The student doctor, enchanted by his teachers’ seeming authority, may believe the pronouncements throughout his medical career, and he may reflexly defend them without open-mindedly considering evidence that contradicts them. His reflex defense of the pronouncements may ensure that he doesn’t treat patients with T4/T3 products or T3 alone. If so, he’ll never learn how safe and effective these products are. He’ll therefore remain miseducated about the products, and he’ll lack clinical experience with them. Because of this, his conclusion that T3 is dangerous will be nothing more than a statement of prejudice that’s completely without merit.

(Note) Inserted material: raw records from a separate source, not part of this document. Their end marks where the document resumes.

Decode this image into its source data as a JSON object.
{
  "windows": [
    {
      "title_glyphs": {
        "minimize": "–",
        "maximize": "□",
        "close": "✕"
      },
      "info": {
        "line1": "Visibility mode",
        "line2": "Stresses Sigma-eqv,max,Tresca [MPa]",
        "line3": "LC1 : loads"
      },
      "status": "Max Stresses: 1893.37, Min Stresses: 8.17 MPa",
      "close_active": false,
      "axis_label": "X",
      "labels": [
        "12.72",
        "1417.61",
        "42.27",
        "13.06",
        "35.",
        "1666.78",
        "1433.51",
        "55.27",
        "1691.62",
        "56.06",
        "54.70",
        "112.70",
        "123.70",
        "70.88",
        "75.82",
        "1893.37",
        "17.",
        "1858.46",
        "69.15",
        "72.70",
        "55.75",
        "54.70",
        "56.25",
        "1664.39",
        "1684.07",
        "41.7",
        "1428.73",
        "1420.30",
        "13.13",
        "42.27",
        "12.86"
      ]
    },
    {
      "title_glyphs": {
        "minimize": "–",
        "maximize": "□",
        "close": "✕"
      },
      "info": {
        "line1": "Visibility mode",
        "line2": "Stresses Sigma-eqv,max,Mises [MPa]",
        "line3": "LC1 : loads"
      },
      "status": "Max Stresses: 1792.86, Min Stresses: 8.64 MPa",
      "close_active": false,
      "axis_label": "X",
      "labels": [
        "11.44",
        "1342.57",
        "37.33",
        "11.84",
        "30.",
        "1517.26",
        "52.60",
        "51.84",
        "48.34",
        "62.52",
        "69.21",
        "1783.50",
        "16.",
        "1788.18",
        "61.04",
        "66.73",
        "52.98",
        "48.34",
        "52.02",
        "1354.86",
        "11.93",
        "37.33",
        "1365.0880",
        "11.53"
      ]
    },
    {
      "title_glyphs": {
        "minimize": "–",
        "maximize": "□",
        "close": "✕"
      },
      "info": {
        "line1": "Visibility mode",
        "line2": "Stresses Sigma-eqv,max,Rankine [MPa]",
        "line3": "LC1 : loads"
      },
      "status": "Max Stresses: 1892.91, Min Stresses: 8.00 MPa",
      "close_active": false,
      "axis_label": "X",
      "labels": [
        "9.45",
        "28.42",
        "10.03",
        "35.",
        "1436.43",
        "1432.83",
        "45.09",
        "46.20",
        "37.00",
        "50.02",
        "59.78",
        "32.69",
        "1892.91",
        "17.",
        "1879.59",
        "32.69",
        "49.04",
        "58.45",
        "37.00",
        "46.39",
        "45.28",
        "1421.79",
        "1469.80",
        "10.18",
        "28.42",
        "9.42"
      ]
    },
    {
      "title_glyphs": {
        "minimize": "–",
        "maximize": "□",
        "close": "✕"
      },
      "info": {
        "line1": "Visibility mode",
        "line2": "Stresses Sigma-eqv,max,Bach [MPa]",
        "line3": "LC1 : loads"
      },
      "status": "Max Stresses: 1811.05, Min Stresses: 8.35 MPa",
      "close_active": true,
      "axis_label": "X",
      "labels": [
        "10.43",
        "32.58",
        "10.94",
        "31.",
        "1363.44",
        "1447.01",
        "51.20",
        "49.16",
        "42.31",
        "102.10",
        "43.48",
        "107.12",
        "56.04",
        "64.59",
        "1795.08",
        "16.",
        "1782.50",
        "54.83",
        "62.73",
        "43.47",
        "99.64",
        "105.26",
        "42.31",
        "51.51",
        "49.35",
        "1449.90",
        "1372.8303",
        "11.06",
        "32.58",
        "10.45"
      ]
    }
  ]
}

As a final note, I assume you’ve studied the book you mentioned, Ingbar and Braverman’s The Thyroid. The book, which I’ve scrupulously studied, contains much good academic and some practical information. But the only method of thyroid hormone therapy the authors advocate and describe in the book (except in the thyroid hormone resistance chapter) is T4 replacement. So the book contains paltry little that’s useful about thyroid hormone therapy. For the most comprehensive coverage of T4, T4/T3, and T3 therapies ever published, I strongly recommend my book The Metabolic Treatment of Fibromyalgia. I suggest that you read the exhaustive information in the book on all forms of thyroid hormone therapy. Doing so is the single best way to fill the gaps and inaccuracies in your knowledge left by Ingbar and Braverman’s tutelage.
—Dr. John C. Lowe (December 5, 2003)